Still, the hour didn't go as I thought. I was hoping to get feedback on my play by play. Instead, we focused on interviewing and I did a couple mock interviews by phone. It was odd, and I don't think the mock interviews were indicative of what I'm normally like doing interviews.
But it was still helpful. If nothing else, it made me realize that when I'm trying really hard to focus, I end up sounding wayyyyyy too serious. I need to sound more conversational, like I'm talking to a buddy.
Interviewing is truly an art form. It's the hardest thing to do in journalism. Most people take for granted how difficult it is, and laugh when they hear dumb questions. But ask anybody who has done it -- a little or a lot -- and they'll tell you it's a constant struggle to ask questions in a way that elicit the best answers.

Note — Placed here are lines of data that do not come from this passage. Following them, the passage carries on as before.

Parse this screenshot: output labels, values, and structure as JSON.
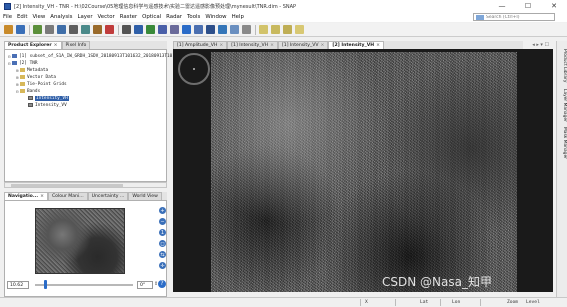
{
  "window": {
    "title": "[2] Intensity_VH - TNR - H:\\02Course\\05地理信息科学与遥感技术\\实验二雷达遥感影像预处理\\mynesult\\TNR.dim - SNAP",
    "controls": [
      "—",
      "☐",
      "✕"
    ]
  },
  "menu": {
    "items": [
      "File",
      "Edit",
      "View",
      "Analysis",
      "Layer",
      "Vector",
      "Raster",
      "Optical",
      "Radar",
      "Tools",
      "Window",
      "Help"
    ],
    "search_placeholder": "Search (Ctrl+I)"
  },
  "colors": {
    "accent": "#2b6cc8",
    "selection": "#2f5fa8",
    "viewport_bg": "#1a1a1a"
  },
  "explorer": {
    "tabs": [
      {
        "label": "Product Explorer",
        "active": true
      },
      {
        "label": "Pixel Info",
        "active": false
      }
    ],
    "tree": [
      {
        "indent": 0,
        "toggle": "⊟",
        "icon": "prod",
        "label": "[1] subset_of_S1A_IW_GRDH_1SDV_20180913T101632_20180913T1017"
      },
      {
        "indent": 0,
        "toggle": "⊟",
        "icon": "prod",
        "label": "[2] TNR"
      },
      {
        "indent": 1,
        "toggle": "⊞",
        "icon": "folder",
        "label": "Metadata"
      },
      {
        "indent": 1,
        "toggle": "⊞",
        "icon": "folder",
        "label": "Vector Data"
      },
      {
        "indent": 1,
        "toggle": "⊞",
        "icon": "folder",
        "label": "Tie-Point Grids"
      },
      {
        "indent": 1,
        "toggle": "⊟",
        "icon": "folder",
        "label": "Bands"
      },
      {
        "indent": 2,
        "toggle": "",
        "icon": "band",
        "label": "Intensity_VH",
        "selected": true
      },
      {
        "indent": 2,
        "toggle": "",
        "icon": "band",
        "label": "Intensity_VV"
      }
    ]
  },
  "navigation": {
    "tabs": [
      {
        "label": "Navigatio...",
        "active": true
      },
      {
        "label": "Colour Mani...",
        "active": false
      },
      {
        "label": "Uncertainty ...",
        "active": false
      },
      {
        "label": "World View",
        "active": false
      }
    ],
    "zoom_value": "10.62",
    "zoom_level": 0.09,
    "rotation_value": "0°"
  },
  "editor": {
    "tabs": [
      {
        "label": "[1] Amplitude_VH",
        "active": false
      },
      {
        "label": "[1] Intensity_VH",
        "active": false
      },
      {
        "label": "[1] Intensity_VV",
        "active": false
      },
      {
        "label": "[2] Intensity_VH",
        "active": true
      }
    ],
    "panel_controls": "◂ ▸ ▾ ☐"
  },
  "right_panels": [
    "Product Library",
    "Layer Manager",
    "Mask Manager"
  ],
  "status": {
    "x": "X",
    "lat": "Lat",
    "lon": "Lon",
    "zoom": "Zoom",
    "level": "Level"
  },
  "watermark": "CSDN @Nasa_知甲"
}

Interviewing for newspapers is much different than interviewing on the radio or TV, which is something I'm constantly learning. For print, it's all about being informal, chatty, conversational. You don't want the subject to feel like they're being interviewed. For radio and TV, you need to be empathetic, concise with your words, and setup the subject best. I feel like I'm better than most at interviewing, but I'm still far from perfect.
Anyway, I hope the second session involves a critique of my play by play. After all, interviewing is important, but that's three minutes of my day. The play by play is three hours of my day.
By the way, I'm not ashamed to admit that I'm getting coached. Some of my broadcasting peers told me it was a waste of money. The way I see it, Tiger Woods has a coach. So does Roger Federer. Dan Patrick gets coached. They are the best at the professions. It seems silly that a journalist turned broadcaster would not get coached.